From the entries below, please gather each line containing the string "Gemini".

Data records for software interfaces
------------------------------------
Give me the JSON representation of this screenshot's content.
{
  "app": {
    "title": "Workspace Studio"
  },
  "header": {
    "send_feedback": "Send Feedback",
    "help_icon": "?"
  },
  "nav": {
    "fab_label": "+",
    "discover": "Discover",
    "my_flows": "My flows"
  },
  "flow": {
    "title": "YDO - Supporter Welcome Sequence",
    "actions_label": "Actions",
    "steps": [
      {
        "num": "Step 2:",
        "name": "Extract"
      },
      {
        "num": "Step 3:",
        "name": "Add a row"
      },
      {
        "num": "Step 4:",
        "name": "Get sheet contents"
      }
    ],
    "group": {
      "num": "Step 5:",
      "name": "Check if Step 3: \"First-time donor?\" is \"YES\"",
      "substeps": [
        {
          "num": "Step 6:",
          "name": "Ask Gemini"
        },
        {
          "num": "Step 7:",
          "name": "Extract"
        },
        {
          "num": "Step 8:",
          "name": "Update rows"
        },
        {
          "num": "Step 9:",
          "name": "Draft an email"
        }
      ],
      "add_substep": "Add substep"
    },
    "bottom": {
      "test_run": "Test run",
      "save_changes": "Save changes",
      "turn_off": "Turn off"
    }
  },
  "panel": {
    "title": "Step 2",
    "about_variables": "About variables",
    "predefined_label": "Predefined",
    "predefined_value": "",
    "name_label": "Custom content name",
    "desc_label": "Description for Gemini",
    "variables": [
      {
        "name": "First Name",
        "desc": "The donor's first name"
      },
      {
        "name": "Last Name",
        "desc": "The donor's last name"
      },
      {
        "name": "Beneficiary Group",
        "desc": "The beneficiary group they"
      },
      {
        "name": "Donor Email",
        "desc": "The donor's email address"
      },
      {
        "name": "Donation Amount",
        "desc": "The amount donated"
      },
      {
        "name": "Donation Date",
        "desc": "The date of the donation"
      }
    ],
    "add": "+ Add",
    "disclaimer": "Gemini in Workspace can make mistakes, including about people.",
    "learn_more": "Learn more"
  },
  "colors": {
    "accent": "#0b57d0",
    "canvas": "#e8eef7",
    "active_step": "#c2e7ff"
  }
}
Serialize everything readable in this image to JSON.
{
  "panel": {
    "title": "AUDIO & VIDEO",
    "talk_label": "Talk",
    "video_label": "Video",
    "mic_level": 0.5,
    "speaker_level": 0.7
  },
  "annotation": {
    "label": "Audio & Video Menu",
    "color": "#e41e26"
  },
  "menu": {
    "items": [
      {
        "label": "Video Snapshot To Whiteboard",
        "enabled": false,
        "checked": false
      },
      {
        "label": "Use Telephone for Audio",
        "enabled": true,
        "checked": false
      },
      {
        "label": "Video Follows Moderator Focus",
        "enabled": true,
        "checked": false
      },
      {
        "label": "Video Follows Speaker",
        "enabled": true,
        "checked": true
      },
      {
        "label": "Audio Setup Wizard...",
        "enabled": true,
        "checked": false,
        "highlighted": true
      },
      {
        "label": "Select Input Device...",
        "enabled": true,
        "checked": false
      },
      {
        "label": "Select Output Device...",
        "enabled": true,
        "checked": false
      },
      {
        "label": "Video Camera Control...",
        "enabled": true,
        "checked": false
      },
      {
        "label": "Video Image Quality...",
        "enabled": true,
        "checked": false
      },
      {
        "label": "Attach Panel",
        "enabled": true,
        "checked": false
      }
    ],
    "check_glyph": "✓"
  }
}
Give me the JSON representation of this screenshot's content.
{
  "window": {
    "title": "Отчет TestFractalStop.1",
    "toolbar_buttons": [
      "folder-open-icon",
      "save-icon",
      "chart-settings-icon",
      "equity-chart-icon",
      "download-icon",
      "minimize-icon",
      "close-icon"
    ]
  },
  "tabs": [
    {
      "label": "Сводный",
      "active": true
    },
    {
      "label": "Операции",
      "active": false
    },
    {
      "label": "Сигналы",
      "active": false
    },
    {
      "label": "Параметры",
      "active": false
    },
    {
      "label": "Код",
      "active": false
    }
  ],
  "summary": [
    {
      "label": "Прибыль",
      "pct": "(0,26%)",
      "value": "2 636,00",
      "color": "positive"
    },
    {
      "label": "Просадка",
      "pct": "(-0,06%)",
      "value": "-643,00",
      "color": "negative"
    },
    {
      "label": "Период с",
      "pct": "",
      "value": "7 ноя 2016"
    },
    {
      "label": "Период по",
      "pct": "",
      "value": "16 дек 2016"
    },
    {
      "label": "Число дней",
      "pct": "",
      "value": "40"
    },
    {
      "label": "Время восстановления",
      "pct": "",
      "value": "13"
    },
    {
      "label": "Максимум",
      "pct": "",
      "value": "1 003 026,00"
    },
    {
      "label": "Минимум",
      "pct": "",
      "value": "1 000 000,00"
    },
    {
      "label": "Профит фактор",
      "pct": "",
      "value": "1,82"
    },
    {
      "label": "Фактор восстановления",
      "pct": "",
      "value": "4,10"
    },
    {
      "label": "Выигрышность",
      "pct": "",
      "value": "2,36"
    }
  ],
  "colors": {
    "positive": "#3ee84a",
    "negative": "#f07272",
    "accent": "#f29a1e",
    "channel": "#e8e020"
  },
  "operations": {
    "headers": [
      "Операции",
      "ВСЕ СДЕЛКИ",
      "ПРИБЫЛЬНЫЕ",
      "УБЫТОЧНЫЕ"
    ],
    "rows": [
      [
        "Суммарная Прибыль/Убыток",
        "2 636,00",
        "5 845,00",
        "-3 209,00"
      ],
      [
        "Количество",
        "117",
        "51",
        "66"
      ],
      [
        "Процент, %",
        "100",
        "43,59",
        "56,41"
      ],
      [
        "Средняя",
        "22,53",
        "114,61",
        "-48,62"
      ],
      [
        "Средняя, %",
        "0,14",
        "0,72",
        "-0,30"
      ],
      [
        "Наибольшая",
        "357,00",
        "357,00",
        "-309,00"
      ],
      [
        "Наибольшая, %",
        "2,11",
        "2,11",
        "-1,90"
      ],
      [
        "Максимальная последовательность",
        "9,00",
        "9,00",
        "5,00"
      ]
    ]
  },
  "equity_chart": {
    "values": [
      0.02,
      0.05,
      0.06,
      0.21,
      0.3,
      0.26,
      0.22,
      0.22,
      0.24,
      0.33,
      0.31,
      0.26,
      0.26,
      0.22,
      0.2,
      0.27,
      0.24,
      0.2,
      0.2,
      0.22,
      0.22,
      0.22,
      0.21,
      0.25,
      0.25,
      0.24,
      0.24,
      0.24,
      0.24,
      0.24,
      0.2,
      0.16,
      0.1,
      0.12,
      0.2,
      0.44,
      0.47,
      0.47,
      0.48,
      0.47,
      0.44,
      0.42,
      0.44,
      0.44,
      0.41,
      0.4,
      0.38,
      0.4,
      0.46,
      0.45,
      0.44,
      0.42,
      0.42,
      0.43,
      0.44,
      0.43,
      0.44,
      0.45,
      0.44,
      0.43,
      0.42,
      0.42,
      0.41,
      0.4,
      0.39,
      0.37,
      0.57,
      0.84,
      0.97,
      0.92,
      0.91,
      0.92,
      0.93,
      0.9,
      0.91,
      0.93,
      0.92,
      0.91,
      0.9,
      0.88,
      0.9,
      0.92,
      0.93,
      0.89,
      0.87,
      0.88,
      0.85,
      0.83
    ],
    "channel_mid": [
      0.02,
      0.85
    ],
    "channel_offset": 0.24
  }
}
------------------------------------
◆ Exercise result ◆
          "name": "Ask Gemini"
    "desc_label": "Description for Gemini",
    "disclaimer": "Gemini in Workspace can make mistakes, including about people.",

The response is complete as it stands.